What the task asks: Please write out every entry below, word for word.

Working data:

###

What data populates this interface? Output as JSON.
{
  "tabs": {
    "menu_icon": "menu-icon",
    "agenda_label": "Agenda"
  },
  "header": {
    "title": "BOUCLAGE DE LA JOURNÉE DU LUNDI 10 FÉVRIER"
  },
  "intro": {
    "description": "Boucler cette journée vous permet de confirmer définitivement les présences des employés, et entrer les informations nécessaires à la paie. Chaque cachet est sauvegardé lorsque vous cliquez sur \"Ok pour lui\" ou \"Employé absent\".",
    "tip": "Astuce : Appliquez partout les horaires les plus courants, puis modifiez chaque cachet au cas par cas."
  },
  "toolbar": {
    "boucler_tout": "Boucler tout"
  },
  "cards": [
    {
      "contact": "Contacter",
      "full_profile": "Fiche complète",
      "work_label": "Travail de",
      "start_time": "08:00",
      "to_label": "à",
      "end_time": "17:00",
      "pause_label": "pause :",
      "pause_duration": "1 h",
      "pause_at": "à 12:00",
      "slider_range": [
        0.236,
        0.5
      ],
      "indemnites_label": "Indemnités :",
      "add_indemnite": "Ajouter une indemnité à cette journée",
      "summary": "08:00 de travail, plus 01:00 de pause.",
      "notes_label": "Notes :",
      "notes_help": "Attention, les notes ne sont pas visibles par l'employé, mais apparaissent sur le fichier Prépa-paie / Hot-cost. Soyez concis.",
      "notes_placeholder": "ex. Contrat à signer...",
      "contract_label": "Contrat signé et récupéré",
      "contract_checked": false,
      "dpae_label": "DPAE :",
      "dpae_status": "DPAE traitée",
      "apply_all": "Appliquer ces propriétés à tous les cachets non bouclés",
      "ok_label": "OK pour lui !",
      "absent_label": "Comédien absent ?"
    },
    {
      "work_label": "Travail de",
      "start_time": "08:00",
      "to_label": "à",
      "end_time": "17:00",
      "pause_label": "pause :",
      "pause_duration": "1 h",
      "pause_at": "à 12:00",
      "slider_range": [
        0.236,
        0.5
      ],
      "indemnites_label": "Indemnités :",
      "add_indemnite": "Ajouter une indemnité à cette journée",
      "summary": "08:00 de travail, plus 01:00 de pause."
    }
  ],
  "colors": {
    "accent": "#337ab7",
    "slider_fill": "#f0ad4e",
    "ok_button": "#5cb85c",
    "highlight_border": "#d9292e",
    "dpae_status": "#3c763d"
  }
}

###

Task answer:
What data populates this interface? Output as JSON.
{
  "tabs": {
    "menu_icon": "menu-icon",
    "agenda_label": "Agenda"
  },
  "header": {
    "title": "BOUCLAGE DE LA JOURNÉE DU LUNDI 10 FÉVRIER"
  },
  "intro": {
    "description": "Boucler cette journée vous permet de confirmer définitivement les présences des employés, et entrer les informations nécessaires à la paie. Chaque cachet est sauvegardé lorsque vous cliquez sur \"Ok pour lui\" ou \"Employé absent\".",
    "tip": "Astuce : Appliquez partout les horaires les plus courants, puis modifiez chaque cachet au cas par cas."
  },
  "toolbar": {
    "boucler_tout": "Boucler tout"
  },
  "cards": [
    {
      "contact": "Contacter",
      "full_profile": "Fiche complète",
      "work_label": "Travail de",
      "start_time": "08:00",
      "to_label": "à",
      "end_time": "17:00",
      "pause_label": "pause :",
      "pause_duration": "1 h",
      "pause_at": "à 12:00",
      "slider_range": [
        0.236,
        0.5
      ],
      "indemnites_label": "Indemnités :",
      "add_indemnite": "Ajouter une indemnité à cette journée",
      "summary": "08:00 de travail, plus 01:00 de pause.",
      "notes_label": "Notes :",
      "notes_help": "Attention, les notes ne sont pas visibles par l'employé, mais apparaissent sur le fichier Prépa-paie / Hot-cost. Soyez concis.",
      "notes_placeholder": "ex. Contrat à signer...",
      "contract_label": "Contrat signé et récupéré",
      "contract_checked": false,
      "dpae_label": "DPAE :",
      "dpae_status": "DPAE traitée",
      "apply_all": "Appliquer ces propriétés à tous les cachets non bouclés",
      "ok_label": "OK pour lui !",
      "absent_label": "Comédien absent ?"
    },
    {
      "work_label": "Travail de",
      "start_time": "08:00",
      "to_label": "à",
      "end_time": "17:00",
      "pause_label": "pause :",
      "pause_duration": "1 h",
      "pause_at": "à 12:00",
      "slider_range": [
        0.236,
        0.5
      ],
      "indemnites_label": "Indemnités :",
      "add_indemnite": "Ajouter une indemnité à cette journée",
      "summary": "08:00 de travail, plus 01:00 de pause."
    }
  ],
  "colors": {
    "accent": "#337ab7",
    "slider_fill": "#f0ad4e",
    "ok_button": "#5cb85c",
    "highlight_border": "#d9292e",
    "dpae_status": "#3c763d"
  }
}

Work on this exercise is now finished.